▶ Work task:
Copy every line of the data that contains the string "value".

▶ Data to use:
=== Begin Enclosure ===
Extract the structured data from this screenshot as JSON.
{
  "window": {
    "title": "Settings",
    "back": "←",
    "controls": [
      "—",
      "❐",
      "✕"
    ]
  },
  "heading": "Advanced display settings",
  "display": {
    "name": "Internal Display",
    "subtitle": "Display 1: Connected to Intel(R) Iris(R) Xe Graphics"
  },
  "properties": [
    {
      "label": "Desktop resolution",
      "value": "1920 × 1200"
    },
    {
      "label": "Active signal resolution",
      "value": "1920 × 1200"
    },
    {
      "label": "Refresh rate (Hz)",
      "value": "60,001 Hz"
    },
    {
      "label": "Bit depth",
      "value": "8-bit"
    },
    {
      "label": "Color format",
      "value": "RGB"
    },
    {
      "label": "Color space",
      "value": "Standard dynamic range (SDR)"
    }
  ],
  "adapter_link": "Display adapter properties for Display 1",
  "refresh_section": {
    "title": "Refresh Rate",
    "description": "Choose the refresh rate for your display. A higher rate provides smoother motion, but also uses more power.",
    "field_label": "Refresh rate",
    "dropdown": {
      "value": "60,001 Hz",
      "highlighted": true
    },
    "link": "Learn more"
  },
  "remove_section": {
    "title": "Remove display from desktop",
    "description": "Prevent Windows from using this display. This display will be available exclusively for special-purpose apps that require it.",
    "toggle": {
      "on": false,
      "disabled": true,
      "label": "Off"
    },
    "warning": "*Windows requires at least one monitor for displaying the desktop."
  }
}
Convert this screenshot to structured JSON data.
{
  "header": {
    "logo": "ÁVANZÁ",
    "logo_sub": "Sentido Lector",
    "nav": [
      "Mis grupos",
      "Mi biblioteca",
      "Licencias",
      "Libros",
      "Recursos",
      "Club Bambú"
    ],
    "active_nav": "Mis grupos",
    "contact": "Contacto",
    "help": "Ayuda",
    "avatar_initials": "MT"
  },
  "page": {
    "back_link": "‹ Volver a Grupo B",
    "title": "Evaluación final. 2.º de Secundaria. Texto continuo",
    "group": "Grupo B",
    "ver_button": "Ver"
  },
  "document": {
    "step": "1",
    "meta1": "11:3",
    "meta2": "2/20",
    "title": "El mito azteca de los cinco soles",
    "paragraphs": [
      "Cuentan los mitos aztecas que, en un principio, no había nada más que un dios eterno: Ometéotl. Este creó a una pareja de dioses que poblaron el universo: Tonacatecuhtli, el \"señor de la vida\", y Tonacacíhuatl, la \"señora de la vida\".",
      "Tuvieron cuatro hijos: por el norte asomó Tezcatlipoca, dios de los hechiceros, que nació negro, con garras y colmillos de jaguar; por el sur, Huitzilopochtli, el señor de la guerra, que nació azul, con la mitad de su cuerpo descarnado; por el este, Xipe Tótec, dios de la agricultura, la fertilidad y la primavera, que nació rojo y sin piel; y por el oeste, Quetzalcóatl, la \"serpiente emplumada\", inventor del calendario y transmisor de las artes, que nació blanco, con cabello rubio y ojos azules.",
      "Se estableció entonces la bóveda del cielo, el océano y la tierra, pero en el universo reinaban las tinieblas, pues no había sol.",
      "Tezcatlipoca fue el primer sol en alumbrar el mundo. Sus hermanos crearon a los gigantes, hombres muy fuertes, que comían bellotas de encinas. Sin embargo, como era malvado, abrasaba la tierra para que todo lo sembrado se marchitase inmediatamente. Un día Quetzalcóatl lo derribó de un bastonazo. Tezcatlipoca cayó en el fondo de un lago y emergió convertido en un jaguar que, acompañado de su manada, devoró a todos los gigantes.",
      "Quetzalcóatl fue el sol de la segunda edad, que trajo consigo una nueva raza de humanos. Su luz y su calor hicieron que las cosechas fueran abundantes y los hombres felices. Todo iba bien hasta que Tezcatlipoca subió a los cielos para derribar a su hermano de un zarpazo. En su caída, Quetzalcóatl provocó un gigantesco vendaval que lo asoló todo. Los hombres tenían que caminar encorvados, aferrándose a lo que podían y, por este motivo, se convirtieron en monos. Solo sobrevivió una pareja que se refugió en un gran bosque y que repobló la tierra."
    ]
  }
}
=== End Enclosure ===
▶ Exercise result:
      "value": "1920 × 1200"
      "value": "1920 × 1200"
      "value": "60,001 Hz"
      "value": "8-bit"
      "value": "RGB"
      "value": "Standard dynamic range (SDR)"
      "value": "60,001 Hz",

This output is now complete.